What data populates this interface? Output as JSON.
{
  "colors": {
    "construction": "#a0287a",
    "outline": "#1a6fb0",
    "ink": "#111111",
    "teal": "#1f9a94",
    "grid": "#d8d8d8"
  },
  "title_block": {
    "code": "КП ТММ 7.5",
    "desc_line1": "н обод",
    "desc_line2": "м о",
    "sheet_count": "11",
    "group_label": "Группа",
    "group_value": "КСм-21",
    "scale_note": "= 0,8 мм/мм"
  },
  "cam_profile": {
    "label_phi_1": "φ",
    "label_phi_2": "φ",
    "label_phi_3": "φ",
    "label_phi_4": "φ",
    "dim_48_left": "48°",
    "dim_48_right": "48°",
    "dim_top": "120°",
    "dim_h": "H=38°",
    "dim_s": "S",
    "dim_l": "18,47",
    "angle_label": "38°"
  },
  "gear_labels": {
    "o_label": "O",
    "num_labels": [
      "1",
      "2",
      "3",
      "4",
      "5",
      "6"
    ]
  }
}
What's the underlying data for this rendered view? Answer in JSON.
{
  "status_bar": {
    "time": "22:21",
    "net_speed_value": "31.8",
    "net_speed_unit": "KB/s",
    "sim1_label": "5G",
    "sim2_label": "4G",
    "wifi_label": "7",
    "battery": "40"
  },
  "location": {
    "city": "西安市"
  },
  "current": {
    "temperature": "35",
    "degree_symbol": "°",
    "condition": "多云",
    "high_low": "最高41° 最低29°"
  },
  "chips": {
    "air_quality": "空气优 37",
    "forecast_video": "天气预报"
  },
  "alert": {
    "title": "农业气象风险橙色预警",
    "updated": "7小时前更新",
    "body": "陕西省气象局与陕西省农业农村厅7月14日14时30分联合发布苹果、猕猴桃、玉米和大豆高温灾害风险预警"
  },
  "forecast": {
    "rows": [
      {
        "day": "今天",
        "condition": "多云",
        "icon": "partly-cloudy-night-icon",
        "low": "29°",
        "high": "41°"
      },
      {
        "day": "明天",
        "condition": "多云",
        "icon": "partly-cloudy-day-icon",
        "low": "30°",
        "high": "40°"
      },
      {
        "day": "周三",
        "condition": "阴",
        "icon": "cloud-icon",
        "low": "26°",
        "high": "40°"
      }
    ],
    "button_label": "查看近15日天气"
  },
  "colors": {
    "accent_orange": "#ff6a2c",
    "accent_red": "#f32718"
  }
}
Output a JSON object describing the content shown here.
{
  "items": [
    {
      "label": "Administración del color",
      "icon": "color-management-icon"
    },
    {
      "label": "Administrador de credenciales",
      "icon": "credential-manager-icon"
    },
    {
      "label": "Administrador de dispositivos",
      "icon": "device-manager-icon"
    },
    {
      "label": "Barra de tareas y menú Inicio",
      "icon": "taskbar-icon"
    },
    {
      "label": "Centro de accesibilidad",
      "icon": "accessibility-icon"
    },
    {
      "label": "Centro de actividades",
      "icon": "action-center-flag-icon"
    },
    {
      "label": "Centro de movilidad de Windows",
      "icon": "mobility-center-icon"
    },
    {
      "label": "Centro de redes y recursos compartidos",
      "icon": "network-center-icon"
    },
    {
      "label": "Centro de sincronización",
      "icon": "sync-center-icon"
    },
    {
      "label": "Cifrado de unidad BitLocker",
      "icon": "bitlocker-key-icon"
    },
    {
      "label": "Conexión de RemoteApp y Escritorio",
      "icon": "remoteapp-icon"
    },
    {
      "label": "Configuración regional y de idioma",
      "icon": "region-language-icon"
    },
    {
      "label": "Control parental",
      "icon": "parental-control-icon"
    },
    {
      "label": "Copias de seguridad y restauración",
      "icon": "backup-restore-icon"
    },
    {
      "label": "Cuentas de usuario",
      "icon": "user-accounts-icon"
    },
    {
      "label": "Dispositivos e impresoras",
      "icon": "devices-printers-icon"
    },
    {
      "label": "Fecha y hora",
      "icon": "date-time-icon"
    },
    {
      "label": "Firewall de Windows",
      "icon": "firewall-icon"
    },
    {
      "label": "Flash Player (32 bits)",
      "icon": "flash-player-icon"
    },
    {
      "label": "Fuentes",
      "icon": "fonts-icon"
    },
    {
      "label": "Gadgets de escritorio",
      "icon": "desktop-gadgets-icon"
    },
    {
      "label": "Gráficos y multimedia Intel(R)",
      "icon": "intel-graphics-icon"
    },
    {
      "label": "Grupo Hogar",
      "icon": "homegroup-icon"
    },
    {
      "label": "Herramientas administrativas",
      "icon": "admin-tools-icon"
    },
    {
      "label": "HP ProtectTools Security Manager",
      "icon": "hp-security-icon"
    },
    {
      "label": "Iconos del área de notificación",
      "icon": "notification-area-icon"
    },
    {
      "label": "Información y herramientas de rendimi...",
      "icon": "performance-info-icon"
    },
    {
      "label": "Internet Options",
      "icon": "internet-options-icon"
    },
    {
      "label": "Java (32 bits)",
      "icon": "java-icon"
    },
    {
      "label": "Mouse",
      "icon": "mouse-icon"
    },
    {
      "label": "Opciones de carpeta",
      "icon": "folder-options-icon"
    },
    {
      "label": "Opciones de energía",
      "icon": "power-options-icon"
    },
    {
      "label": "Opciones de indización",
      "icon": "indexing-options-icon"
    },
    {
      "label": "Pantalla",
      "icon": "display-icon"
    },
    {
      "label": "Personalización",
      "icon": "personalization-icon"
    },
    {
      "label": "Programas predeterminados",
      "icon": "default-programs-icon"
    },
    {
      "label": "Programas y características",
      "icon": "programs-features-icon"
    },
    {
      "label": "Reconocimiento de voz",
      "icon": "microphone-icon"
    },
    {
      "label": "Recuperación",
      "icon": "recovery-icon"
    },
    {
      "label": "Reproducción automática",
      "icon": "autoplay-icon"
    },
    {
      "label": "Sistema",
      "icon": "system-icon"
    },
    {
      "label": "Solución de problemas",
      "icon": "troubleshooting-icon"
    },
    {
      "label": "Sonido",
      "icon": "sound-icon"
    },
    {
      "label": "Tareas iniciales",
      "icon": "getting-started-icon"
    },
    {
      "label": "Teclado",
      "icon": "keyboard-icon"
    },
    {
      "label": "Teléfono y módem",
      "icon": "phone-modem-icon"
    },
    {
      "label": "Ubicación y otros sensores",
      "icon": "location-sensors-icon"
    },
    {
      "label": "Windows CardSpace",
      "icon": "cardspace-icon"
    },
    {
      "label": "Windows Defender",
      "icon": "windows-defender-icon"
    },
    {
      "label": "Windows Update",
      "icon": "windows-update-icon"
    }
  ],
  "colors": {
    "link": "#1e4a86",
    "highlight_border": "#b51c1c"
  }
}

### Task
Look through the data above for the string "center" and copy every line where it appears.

### Exercise result
      "icon": "action-center-flag-icon"
      "icon": "mobility-center-icon"
      "icon": "network-center-icon"
      "icon": "sync-center-icon"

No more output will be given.